In making safety calculations for audience scanning, there are two steps. The first is to determine the static laser beam parameters, such as laser power, divergence, audience distance etc. The result will give the irradiance, MPE, Nominal Ocular Hazard Distance (NOHD), and other safety-related characteristics for a fixed beam at the closest point of audience access. This is the "worst case".

The second step is to calculate the effect of scanning this fixed beam. As the beam passes one or more times over the eye, it creates one or more pulses. Thus, single- and multiple-pulse MPEs come into play. For simple, repeated scan patterns, it is possible to calculate the maximum possible exposure, by looking at the location (such as an edge) where the beam is moving slowest (longest dwell time).

But for a laser show, where there are many different scan patterns, it is nearly impossible to calculate the "worst case" location for viewing the show. This is where making multiple measurements of the show can help.

Doing measurements requires caution in using the proper type of instruments, and in correctly setting up and interpreting the measurements. There is no single right answer, since a detector could "pass" the show in one location but "fail" it in another. Taking measurements at a number of different locations—say 10 or 20—can give a general indication as to the show's intensity. However this also requires running the show 10 or 20 times, which can be difficult in many applications (e.g., a one-time, one-night show).

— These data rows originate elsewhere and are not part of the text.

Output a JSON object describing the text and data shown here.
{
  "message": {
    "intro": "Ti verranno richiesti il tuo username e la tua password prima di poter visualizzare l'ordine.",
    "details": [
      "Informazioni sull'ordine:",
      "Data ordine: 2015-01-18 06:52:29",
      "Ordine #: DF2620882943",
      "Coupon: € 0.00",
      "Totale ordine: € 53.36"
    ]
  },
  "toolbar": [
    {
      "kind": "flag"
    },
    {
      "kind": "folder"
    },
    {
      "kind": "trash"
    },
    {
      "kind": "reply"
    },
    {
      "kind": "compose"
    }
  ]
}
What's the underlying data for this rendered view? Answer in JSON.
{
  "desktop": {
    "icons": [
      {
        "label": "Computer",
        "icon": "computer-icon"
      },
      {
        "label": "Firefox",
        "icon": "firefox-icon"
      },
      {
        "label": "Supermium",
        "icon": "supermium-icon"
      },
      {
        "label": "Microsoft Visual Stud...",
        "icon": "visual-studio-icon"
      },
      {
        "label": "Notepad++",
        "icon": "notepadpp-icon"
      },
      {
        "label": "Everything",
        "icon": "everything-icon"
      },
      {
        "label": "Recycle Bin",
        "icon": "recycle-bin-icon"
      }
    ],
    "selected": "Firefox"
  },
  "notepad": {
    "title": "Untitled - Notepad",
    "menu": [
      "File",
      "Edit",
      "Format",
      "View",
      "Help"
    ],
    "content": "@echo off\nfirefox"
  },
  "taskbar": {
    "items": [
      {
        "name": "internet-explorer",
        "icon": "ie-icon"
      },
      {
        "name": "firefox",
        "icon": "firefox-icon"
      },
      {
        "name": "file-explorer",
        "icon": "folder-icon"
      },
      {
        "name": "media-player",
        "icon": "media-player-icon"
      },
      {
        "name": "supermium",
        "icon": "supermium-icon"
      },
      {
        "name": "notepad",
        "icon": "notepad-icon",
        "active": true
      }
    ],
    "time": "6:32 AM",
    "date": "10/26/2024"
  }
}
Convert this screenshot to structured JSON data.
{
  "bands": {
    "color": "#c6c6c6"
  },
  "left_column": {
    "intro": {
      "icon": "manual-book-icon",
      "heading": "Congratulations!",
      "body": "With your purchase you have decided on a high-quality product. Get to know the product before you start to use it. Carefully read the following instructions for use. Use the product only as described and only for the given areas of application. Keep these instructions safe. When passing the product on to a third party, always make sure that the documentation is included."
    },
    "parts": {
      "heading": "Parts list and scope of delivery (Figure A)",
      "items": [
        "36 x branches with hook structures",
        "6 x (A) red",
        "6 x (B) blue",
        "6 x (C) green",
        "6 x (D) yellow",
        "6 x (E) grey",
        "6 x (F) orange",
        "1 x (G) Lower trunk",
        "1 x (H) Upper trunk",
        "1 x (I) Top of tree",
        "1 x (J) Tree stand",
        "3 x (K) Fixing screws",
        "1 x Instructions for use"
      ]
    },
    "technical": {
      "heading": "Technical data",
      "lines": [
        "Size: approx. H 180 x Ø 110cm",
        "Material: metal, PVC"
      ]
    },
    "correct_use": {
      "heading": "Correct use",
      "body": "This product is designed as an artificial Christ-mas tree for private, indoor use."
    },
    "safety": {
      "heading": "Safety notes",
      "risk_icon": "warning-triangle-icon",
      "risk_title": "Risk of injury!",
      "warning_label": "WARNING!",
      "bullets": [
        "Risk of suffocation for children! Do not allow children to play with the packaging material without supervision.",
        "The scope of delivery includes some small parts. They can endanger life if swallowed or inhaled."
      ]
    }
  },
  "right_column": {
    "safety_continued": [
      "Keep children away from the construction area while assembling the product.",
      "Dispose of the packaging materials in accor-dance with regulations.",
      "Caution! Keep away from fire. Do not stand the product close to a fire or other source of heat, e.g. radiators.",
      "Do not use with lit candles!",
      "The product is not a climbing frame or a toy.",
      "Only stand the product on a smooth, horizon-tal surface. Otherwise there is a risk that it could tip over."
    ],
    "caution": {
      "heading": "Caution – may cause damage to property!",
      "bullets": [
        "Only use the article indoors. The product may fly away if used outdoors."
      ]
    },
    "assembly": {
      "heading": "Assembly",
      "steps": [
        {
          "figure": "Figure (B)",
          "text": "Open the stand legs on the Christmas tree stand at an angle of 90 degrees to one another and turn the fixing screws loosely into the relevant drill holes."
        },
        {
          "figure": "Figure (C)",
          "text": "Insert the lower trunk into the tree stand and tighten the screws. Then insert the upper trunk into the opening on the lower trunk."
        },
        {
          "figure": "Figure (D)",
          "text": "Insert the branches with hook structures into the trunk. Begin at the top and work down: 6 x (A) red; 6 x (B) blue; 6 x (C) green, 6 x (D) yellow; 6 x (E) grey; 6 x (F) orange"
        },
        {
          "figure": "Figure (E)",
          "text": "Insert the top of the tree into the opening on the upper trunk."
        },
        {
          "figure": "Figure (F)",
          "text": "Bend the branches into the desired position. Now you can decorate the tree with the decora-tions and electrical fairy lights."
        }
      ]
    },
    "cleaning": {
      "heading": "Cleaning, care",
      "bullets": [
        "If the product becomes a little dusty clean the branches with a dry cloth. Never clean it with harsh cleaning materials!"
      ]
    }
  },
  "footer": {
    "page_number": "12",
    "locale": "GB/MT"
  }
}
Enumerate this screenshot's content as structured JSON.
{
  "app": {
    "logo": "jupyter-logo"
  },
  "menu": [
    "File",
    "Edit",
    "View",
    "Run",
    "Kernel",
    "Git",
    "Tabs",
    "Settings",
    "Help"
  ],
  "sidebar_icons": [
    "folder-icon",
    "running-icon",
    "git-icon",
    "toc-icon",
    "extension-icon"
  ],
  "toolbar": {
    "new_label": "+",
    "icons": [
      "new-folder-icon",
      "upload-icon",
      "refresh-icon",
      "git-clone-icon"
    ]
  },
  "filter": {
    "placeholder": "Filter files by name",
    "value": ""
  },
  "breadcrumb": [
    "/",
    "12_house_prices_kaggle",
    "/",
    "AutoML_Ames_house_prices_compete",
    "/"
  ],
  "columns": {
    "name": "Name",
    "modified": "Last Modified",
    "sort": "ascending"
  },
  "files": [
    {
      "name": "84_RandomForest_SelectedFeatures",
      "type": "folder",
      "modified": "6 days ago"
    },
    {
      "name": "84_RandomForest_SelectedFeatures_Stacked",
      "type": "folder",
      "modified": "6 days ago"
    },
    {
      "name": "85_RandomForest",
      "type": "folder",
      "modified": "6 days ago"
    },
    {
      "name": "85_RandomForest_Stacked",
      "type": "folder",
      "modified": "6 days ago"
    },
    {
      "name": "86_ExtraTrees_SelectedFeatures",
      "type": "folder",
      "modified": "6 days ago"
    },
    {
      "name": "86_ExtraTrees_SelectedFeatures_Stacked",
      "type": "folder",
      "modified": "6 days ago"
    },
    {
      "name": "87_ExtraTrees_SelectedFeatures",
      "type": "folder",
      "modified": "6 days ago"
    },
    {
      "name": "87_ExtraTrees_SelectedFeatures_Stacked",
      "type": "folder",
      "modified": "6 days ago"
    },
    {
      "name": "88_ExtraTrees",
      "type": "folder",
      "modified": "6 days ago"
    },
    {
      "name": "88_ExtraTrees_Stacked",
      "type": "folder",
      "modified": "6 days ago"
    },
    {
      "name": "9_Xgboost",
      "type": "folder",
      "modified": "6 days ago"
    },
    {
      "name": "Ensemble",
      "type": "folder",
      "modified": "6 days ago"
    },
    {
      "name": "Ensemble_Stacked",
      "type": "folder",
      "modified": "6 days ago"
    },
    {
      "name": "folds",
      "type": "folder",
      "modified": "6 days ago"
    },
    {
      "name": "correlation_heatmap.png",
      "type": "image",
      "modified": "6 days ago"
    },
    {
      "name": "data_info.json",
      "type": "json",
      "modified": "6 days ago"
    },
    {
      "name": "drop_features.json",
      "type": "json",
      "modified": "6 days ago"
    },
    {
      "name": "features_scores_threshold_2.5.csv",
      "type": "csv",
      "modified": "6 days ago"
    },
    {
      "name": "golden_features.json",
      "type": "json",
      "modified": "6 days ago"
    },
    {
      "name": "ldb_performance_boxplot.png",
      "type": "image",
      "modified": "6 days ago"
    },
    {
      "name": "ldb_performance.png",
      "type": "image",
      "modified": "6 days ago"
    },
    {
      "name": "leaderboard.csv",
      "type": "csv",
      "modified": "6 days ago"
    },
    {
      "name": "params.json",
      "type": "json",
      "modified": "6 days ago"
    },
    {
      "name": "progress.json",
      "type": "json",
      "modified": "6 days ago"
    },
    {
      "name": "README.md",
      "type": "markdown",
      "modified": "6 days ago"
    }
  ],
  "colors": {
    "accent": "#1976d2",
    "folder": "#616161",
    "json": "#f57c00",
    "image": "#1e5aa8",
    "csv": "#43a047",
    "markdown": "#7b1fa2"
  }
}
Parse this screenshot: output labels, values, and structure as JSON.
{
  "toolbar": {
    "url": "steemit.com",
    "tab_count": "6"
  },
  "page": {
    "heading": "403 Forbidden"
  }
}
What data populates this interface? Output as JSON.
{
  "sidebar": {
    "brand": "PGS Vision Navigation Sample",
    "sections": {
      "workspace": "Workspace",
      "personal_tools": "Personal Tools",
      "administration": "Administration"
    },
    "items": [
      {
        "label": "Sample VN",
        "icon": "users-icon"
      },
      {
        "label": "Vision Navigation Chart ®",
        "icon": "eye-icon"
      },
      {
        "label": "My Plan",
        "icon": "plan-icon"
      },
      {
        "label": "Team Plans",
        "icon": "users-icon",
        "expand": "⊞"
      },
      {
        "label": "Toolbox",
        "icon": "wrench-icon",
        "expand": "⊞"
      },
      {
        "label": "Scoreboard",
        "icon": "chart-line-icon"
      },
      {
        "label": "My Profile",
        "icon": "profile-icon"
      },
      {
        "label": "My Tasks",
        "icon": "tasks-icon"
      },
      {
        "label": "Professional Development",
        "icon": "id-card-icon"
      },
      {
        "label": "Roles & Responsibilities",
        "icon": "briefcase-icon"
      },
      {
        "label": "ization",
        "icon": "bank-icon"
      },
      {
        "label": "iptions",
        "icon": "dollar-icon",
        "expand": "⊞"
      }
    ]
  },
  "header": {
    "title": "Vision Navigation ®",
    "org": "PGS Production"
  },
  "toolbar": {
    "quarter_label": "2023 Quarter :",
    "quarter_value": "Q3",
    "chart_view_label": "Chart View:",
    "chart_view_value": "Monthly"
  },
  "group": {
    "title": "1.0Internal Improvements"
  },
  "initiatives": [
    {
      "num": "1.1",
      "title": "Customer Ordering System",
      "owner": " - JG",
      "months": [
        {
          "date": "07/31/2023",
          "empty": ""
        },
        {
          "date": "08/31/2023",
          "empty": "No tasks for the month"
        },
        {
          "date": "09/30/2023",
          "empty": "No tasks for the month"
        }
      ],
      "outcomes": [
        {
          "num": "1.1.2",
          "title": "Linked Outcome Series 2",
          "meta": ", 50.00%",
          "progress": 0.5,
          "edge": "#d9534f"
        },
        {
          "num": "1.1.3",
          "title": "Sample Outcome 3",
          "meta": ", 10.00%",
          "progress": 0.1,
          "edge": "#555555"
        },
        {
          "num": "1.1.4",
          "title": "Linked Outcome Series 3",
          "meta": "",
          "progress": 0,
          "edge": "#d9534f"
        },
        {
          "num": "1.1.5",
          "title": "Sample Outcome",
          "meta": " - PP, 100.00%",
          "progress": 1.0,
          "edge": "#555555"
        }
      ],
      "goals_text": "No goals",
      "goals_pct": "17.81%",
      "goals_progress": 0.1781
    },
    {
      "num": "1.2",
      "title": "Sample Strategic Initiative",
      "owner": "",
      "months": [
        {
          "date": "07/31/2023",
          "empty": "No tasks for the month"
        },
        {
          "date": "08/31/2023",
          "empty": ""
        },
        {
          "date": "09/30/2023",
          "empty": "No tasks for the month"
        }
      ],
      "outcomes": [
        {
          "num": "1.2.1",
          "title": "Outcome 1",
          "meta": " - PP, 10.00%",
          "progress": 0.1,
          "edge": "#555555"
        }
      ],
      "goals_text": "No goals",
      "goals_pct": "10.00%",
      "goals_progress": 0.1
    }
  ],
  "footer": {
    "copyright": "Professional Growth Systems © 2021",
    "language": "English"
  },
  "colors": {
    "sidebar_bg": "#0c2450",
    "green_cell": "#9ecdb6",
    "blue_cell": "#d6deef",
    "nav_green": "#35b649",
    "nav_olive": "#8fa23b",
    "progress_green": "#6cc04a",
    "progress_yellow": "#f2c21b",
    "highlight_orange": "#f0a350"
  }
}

There are a few commercial systems available which help with audience scanning calculations and measurements.[2][3] One software program is available in a free "Lite" version which can be used to determine basic beam parameters, and worst-case static beam and single pulse calculations.[4]

ILDA Audience Scanning Guidelines[edit]

In November 1998, a panel of safety experts and laser operators, convened by the International Laser Display Association, issued a joint statement regarding audience scanning. It included guidelines and a cautionary statement.[5]

"No system or test can absolutely guarantee eye safety when deliberately scanning the audience. You should use accepted instruments and practices to check the questionable parts of your show. The following tips are general ways to make your show safer through good design practices, and if accepted instruments are not available at your show site."


  1. ^ "Is Deliberate Audience Scanning Unsafe?", Patrick Murphy, Pangolin Laser Systems. As reported in Proceedings of the 1997 International Laser Safety Conference, Vol. 3, pp. 493-502, Laser Institute of America, Orlando, Florida 32826.
  2. ^ "Archived copy". Archived from the original on 2006-10-13. Retrieved 2006-09-13. 
  3. ^ Scanguard Archived September 3, 2006, at the Wayback Machine.
  4. ^ Scanguard Lite Archived September 6, 2006, at the Wayback Machine.
  5. ^ The Laserist, Spring 99

External links[edit]

"July 5, 2008 Russian accident", International Laser Display Association, statement on audience scanning accident. [1]

"Making shows safe and enjoyable", William Benner, chair, International Laser Display Association Technical Committee, fall 1997. [2] and also at [3]

Audience scanning is discussed as a laser show risk in "A Risk Assessment Methodology for the Use of Lasers in the Entertainment Industry", PhD thesis of John O'Hagan of the U.K. Health Protection Agency, Radiation Protection Division. [4]. See especially section 5.5, Scanned Laser Beams, starting at PDF page 7 (printed page 53), available here.